For many Australians growing up in the 1980s and 1990s and into the 2000s, his voice was the soundtrack to late Sunday nights, his passionate commentary helping bring to life the characters of F1.
His commentary always erred on the side of enthusiastic, a foil to the more measured and often critical approach taken by his long-time colleague behind the microphone, James Hunt. They made the perfect team.
Australian broadcaster Clive James once labelled Walker’s commentary style as “pants on fire”, and it remained true throughout his long career, Walker’s voluble and instantly recognisable voice forming the backbone of Formula 1 for a legion of fans around the world.
Born in 1923 into a motor racing family (his father Graham was a champion motorcycle racer), Walker tried his hand at racing on two wheels. He quickly realised, however, he didn’t have the same skills as his Isle of Man TT-winning father, hanging up his helmet and pursuing a different path.

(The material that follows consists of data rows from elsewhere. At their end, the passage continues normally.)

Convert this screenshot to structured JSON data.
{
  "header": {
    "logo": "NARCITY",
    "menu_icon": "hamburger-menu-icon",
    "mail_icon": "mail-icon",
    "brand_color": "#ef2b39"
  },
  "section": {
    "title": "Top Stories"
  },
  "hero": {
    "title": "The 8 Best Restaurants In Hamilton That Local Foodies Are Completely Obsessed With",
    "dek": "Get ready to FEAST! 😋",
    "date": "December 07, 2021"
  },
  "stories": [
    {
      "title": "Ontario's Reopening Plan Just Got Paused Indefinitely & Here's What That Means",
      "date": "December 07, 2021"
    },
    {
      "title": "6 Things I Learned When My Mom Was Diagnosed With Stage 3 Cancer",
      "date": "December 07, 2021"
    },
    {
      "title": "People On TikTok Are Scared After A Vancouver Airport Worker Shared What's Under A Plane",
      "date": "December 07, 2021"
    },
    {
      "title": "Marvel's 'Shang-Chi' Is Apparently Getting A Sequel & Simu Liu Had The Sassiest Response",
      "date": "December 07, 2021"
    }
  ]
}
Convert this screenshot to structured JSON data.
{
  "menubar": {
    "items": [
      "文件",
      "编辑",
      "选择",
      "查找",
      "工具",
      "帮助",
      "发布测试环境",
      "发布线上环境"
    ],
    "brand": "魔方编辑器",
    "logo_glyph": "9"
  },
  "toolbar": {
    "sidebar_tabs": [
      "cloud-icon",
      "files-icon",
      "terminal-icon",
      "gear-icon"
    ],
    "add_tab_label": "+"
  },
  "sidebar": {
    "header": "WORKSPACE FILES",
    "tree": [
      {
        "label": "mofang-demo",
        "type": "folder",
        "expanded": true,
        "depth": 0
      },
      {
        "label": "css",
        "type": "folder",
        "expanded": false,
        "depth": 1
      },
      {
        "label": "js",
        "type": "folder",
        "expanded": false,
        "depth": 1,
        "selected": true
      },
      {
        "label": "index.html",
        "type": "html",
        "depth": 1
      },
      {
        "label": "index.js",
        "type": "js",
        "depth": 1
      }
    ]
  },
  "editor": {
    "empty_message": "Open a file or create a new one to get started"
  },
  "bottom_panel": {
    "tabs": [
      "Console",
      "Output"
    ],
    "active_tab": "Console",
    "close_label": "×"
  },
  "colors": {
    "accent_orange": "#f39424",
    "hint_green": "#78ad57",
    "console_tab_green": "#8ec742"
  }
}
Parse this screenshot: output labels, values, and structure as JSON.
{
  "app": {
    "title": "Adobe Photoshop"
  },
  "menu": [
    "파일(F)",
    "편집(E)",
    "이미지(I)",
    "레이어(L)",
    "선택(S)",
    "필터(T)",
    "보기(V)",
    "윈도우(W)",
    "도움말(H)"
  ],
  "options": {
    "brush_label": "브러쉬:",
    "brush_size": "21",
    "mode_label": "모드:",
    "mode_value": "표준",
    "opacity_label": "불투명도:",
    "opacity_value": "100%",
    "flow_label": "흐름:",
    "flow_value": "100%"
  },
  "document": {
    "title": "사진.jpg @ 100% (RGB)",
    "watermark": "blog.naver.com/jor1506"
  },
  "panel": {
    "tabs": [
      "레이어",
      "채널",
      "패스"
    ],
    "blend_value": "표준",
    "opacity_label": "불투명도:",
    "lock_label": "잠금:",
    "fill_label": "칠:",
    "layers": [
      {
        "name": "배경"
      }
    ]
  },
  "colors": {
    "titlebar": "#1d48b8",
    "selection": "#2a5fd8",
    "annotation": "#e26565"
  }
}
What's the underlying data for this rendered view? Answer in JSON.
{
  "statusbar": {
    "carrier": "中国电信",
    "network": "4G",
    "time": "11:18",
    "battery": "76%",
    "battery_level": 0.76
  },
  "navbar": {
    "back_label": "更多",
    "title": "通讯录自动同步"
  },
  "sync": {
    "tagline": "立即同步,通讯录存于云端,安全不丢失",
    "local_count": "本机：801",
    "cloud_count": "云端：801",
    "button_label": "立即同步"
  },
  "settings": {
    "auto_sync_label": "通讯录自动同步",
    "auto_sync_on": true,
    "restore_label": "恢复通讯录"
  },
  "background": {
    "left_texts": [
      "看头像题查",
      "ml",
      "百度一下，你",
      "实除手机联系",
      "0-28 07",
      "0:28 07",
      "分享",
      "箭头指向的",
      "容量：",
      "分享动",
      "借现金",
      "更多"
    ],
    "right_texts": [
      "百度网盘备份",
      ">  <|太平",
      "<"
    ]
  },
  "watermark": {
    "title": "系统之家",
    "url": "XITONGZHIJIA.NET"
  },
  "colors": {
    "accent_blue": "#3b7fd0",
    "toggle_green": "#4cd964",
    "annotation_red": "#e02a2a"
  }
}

In his own words, “You know what they say. Those that can, do. Those that can’t, talk about it, and that's what I started doing.”
Walker’s first commentary gig came at a small hillclimb event in 1948, his excitable tones describing proceedings to spectators at the event, That was enough to land him an audition with the BBC and the following year, he made his radio debut, broadcasting the 1949 British Grand Prix over the airwaves.
That started a career in broadcasting that would last until the 2001 United States Grand Prix. In between, Walker commentated 350 grands prix, as well as countless other motorsport events, first for the BBC, and then from 1997, ITV when it acquired the broadcasting rights to F1 in Britain.
In the intervening decades, Walker became known for his ‘Murrayisms’, his tongue often running far ahead of his mind as he called the action live to the masses.
Classic Murrayisms include, “Mansell is slowing down, taking it easy. Oh no he isn’t. It’s a lap record” and “This leading car is absolutely unique – except, of course, for the one immediately behind it, which is identical” or “There’s nothing wrong with his car except that it’s on fire.”
And who could forget what would go on to become the title of his autobiography: “Unless I’m very much mistaken… I am very much mistaken”?
For his part, Murray referred to on on-air gaffes as something else entirely. “I don’t make mistakes. I make prophecies which immediately turn out to be wrong”.
Murray received an OBE for his services to motorsport in 1996, a fitting acknowledgment for a man who helped turn Formula 1 into the juggernaut it is today, an achievement all the more remarkable because it wasn’t his main job.
Displaying the boundless energy he exuded behind the mic, Walker dovetailed his commentary career with a full-time career in advertising spanning three decades. And it was a successful career too, Walker helping to turn a fledgling London-based agency with a single office into a global advertising behemoth, with 50 offices in 27 countries and annual billings of over £1 billion.
His boundless enthusiasm for the sport and for life, served him well, and won Walker a legion of fans who easily forgave him his many on-air gaffes. His colourful and excitable voice endeared him to his audience.
Walker might have been the voice of F1 for a generation, but he was first and foremost a fan. And that made him one of us.
Murray Walker, 1923-2021.